▸ Your assignment: Pick out every line of the entries below where "Chris" occurs, and copy those lines.

▸ Data records:
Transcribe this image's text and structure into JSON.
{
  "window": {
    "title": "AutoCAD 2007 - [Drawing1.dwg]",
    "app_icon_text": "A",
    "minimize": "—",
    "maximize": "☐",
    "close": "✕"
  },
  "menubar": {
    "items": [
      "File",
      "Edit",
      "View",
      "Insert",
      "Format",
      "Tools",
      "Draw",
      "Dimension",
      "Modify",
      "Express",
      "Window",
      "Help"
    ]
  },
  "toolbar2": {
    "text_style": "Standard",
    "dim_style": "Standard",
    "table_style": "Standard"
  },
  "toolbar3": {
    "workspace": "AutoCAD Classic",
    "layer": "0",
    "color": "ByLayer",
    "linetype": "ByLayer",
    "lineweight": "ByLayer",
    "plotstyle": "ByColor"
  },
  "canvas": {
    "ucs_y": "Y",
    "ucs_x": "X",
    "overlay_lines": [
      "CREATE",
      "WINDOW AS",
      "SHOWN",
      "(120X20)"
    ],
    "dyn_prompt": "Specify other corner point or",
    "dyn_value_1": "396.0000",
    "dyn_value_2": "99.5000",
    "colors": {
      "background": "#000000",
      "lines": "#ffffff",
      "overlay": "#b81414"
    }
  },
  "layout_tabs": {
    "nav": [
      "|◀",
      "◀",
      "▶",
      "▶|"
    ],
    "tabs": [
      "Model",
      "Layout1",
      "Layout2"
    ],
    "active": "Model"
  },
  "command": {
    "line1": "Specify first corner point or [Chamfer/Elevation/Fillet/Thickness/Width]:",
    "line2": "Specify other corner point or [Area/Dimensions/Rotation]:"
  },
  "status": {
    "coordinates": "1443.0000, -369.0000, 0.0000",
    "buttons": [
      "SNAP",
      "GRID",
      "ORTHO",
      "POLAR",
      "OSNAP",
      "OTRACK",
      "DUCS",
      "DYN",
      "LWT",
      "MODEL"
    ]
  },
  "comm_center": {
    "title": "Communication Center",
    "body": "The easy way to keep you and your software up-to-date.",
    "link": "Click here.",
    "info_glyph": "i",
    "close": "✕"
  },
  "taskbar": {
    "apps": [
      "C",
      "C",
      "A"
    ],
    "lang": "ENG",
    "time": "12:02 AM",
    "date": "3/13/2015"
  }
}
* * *
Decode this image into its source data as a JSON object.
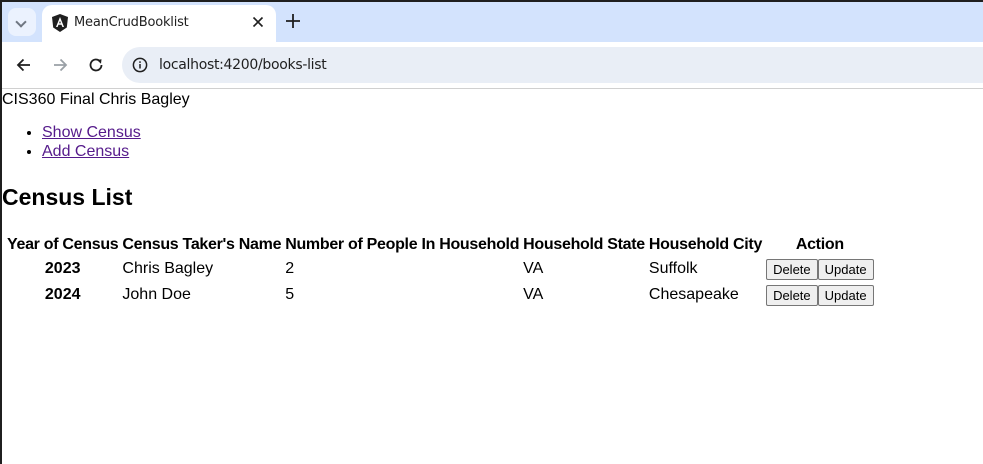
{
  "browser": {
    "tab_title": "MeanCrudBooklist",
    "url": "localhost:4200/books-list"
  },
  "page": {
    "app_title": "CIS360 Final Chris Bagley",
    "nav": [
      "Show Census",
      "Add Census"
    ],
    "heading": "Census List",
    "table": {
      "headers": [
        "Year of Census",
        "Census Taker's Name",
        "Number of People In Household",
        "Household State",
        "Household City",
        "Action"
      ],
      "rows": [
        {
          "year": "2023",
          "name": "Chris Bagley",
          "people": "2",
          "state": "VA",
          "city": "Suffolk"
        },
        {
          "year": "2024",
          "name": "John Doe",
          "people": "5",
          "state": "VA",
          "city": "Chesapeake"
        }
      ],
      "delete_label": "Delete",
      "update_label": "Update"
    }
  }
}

▸ Output of the task:
    "app_title": "CIS360 Final Chris Bagley",
          "name": "Chris Bagley",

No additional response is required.